{14} (logos), only granting these two intellective moments is that moment of intellective progression into reality determined, that progression which is reason. Intellective knowing, by virtue of its structural nature, must of necessity progress, or rather, is already progressing since it is already reason through the very structure of the impression of reality given in primordial apprehension and in logos.

This is just what we must now study. The structural moment poses two groups of problems. In the first place, there are the problems concerning the nature of the progression of reason as such. In the second place, there are the problems concerning the formal structure of this new mode of intellection: that it is knowing. We shall examine these problems in two sections:

Section 1: The progression of intellective knowing.

Section 2: The formal structure of this intellection through reason: the formal structure of knowing.

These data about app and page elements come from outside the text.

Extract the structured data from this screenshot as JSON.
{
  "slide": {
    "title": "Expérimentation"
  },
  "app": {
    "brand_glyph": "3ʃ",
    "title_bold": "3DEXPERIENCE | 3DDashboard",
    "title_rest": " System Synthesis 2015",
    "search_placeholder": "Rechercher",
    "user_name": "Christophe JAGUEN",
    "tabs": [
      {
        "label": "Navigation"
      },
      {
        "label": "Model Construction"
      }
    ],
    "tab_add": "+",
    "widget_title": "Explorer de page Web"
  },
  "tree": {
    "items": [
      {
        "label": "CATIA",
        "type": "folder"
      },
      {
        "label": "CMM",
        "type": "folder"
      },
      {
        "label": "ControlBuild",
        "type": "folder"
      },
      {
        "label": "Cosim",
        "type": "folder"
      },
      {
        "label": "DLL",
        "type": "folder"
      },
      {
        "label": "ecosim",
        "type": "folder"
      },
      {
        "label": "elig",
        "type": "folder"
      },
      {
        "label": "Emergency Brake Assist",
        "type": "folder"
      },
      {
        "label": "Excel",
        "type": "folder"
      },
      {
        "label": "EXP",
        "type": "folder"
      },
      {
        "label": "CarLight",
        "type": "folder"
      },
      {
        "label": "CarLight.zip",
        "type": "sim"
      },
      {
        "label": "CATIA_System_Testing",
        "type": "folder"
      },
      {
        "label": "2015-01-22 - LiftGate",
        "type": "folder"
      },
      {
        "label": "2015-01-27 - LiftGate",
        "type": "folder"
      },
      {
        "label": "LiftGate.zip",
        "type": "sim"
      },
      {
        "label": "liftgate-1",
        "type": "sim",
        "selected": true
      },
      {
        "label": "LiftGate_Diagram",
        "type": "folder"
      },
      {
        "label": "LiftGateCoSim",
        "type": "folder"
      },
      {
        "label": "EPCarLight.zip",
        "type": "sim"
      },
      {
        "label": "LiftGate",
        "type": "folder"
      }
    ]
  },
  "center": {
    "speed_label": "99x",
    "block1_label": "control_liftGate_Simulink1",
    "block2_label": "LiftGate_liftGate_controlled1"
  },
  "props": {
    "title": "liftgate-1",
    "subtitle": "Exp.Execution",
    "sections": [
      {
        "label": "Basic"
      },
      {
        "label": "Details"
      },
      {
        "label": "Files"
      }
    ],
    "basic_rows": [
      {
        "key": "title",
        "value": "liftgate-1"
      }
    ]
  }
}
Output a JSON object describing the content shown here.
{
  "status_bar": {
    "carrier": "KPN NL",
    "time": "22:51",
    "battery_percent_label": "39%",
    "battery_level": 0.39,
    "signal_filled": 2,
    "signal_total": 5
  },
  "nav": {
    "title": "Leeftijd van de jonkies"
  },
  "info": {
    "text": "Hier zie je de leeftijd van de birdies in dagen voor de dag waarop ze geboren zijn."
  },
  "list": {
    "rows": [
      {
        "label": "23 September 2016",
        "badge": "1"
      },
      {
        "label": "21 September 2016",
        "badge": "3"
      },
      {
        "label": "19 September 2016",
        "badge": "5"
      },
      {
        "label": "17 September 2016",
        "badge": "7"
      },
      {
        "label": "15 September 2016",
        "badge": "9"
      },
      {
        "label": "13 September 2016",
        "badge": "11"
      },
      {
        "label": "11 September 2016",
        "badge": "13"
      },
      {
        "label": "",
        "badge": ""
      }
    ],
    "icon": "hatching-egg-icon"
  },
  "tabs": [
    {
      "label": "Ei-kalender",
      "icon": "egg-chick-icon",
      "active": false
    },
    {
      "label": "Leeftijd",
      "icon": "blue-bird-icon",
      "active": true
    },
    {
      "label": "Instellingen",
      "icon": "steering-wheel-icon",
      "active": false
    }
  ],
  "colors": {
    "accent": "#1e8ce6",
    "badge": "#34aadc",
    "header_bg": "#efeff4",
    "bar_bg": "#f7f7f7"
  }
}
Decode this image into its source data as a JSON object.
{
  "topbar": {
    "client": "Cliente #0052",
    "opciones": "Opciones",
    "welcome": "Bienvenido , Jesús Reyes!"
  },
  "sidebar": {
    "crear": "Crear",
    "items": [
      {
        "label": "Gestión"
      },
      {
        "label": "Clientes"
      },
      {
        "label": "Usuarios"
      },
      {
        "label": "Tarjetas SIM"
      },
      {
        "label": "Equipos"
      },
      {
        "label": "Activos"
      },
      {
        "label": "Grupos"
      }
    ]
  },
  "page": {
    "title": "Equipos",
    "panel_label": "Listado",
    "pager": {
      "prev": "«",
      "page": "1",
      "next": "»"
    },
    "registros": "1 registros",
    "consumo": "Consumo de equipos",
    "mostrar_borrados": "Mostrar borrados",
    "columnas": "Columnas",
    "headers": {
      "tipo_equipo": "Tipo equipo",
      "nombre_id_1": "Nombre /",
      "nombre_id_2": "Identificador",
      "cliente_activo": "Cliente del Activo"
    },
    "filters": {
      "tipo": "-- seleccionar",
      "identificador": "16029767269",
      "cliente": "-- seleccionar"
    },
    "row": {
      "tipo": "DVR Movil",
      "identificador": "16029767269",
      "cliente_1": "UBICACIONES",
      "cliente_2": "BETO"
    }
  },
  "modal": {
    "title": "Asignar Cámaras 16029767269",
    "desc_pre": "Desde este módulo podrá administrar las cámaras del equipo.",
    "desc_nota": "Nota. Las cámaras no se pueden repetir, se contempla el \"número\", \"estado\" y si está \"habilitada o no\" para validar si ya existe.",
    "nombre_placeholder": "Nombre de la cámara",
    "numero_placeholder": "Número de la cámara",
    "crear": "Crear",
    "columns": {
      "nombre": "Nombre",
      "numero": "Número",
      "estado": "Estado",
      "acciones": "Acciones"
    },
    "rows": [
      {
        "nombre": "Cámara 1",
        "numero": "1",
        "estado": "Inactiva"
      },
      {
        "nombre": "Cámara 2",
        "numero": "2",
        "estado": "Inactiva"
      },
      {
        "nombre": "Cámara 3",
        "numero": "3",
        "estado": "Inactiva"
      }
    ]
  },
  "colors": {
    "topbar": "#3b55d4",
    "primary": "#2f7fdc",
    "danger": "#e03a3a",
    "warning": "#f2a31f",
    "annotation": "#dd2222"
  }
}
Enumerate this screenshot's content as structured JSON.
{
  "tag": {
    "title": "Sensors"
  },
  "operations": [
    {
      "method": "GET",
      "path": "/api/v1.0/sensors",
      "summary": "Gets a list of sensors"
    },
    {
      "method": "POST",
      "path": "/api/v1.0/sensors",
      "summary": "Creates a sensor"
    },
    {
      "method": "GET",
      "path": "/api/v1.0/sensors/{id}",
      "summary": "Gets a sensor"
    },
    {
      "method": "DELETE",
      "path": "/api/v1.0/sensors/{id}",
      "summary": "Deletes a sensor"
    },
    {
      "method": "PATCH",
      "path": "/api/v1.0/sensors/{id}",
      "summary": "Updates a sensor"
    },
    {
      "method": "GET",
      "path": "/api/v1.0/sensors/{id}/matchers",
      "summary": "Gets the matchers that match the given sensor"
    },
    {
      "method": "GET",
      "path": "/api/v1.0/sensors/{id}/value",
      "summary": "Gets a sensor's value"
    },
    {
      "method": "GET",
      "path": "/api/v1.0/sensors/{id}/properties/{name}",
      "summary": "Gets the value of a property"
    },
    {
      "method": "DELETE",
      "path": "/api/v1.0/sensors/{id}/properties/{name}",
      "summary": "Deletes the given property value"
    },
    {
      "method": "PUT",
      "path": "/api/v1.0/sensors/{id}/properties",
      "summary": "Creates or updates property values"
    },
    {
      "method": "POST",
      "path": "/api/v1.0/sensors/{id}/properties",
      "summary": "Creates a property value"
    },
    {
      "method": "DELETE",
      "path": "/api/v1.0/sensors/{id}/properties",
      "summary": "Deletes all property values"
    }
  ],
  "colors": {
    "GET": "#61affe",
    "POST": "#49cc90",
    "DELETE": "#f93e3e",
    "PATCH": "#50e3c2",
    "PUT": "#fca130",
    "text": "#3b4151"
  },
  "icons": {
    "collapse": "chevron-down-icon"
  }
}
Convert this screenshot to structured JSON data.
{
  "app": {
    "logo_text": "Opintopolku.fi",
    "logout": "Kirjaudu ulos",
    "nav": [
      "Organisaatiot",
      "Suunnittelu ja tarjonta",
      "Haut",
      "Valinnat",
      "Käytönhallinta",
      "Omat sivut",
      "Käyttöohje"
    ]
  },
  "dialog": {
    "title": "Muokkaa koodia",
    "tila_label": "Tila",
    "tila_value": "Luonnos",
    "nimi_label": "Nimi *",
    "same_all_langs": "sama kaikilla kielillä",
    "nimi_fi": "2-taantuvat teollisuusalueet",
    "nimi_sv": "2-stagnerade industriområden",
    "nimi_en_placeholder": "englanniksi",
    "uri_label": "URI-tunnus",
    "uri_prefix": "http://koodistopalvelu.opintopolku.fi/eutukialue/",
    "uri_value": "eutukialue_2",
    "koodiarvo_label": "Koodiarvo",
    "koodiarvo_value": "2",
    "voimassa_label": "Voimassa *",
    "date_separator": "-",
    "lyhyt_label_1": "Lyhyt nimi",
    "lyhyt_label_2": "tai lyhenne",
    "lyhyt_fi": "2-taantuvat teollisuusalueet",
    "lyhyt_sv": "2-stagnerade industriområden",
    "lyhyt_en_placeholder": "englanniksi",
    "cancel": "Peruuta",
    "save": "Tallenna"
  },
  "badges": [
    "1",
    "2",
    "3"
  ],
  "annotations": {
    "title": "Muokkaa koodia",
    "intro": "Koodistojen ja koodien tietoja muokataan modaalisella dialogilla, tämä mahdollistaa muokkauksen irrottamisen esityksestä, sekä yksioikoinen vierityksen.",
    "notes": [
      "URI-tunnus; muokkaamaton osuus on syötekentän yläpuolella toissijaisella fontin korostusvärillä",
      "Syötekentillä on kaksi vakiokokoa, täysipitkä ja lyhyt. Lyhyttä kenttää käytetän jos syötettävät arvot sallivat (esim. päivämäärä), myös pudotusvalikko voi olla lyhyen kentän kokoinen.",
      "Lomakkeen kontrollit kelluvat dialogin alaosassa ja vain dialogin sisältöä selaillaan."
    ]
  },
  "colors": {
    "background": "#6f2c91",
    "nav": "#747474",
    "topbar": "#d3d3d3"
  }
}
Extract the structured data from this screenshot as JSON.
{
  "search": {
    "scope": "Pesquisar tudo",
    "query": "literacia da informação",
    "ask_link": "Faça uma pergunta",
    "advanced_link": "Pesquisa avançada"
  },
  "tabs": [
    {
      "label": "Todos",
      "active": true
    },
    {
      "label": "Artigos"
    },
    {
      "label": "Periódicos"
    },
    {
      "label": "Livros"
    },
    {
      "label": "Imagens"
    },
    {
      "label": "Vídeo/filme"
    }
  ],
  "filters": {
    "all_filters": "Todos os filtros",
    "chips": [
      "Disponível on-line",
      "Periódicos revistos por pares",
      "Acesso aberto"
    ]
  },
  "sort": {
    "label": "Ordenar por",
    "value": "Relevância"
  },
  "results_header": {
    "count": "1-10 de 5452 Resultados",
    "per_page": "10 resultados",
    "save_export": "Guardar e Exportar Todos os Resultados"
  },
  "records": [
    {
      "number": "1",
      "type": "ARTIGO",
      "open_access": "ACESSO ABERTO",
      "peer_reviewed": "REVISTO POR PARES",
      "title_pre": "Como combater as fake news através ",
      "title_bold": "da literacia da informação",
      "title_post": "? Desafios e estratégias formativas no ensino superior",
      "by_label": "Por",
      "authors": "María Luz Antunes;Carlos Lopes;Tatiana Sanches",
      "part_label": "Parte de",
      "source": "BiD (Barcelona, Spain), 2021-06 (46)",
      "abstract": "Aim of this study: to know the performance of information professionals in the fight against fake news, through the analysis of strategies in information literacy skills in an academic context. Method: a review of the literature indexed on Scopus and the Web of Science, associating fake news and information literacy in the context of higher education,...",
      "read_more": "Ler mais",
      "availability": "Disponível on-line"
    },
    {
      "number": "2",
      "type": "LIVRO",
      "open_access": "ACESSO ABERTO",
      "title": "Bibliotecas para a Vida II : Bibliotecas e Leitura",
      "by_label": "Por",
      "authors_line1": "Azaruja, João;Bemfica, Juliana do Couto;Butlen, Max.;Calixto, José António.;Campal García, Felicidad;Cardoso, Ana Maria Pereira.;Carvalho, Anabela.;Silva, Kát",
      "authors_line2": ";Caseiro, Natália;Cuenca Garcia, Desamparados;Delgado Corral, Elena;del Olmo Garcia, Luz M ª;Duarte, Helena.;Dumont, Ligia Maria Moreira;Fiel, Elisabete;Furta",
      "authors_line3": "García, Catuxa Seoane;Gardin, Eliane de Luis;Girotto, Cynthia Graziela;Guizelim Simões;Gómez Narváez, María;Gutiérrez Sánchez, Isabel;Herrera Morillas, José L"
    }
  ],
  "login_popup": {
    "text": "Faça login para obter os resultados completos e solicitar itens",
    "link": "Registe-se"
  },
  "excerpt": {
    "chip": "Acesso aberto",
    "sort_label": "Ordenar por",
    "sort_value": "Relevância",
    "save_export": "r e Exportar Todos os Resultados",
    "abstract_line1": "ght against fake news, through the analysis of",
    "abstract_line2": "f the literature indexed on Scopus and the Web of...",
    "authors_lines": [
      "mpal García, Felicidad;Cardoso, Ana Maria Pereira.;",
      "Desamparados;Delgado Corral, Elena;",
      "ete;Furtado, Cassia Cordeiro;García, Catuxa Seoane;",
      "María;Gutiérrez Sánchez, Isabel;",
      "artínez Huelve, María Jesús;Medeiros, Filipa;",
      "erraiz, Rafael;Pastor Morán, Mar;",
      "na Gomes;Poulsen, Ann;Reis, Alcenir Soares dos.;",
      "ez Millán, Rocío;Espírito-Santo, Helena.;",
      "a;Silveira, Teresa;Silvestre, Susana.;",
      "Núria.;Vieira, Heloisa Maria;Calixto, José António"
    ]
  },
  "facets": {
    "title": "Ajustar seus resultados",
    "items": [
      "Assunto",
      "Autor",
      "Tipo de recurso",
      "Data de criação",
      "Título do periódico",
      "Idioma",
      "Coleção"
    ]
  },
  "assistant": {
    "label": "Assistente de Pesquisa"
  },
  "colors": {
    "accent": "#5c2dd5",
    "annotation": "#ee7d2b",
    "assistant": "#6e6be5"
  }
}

As we have just indicated, the progression of intellective knowing is not a process but a structural progression grounded upon the other structural moments of intellective knowing. But this does not go beyond being a vague indication, and moreover a negative one; it does not say what the progression is, only what it is not. We must delve into this problem of the progression in a positive way. Clearly, it is an intellective progression, i.e., this progression is a moment of intellective knowing itself. In progression one intellectively knows by progressing and one progresses by intellectively knowing. It is not, then, just a "progression of intellective knowing", but a "mode of intellection"; it is what I call ‘intellective progression’.

As intellective, it is a mode of actualizing the real. And this is decisive.

It is thus necessary to examine three problems: What is the intellective progression of intellective knowing qua progress? What is the progression of intellective knowing qua intellective? And, What is the formal object of this intellective progression? That is to say, we have:

Chapter 2. What is Progression?

Chapter 3. Progression as Intellection

Chapter 4. The Formal Object of Intellective Progression {16}


[1] Roughly speaking, Zubiri is drawing a distinction between the truth about something and the whole truth about it. For the former, we say, "In reality, the situation is…"; Zubiri uses en la realidad to express the whole truth about something, in-depth knowledge of it. There is no corresponding English idiomatic expression, so "in reality itself" is used.-trans.]^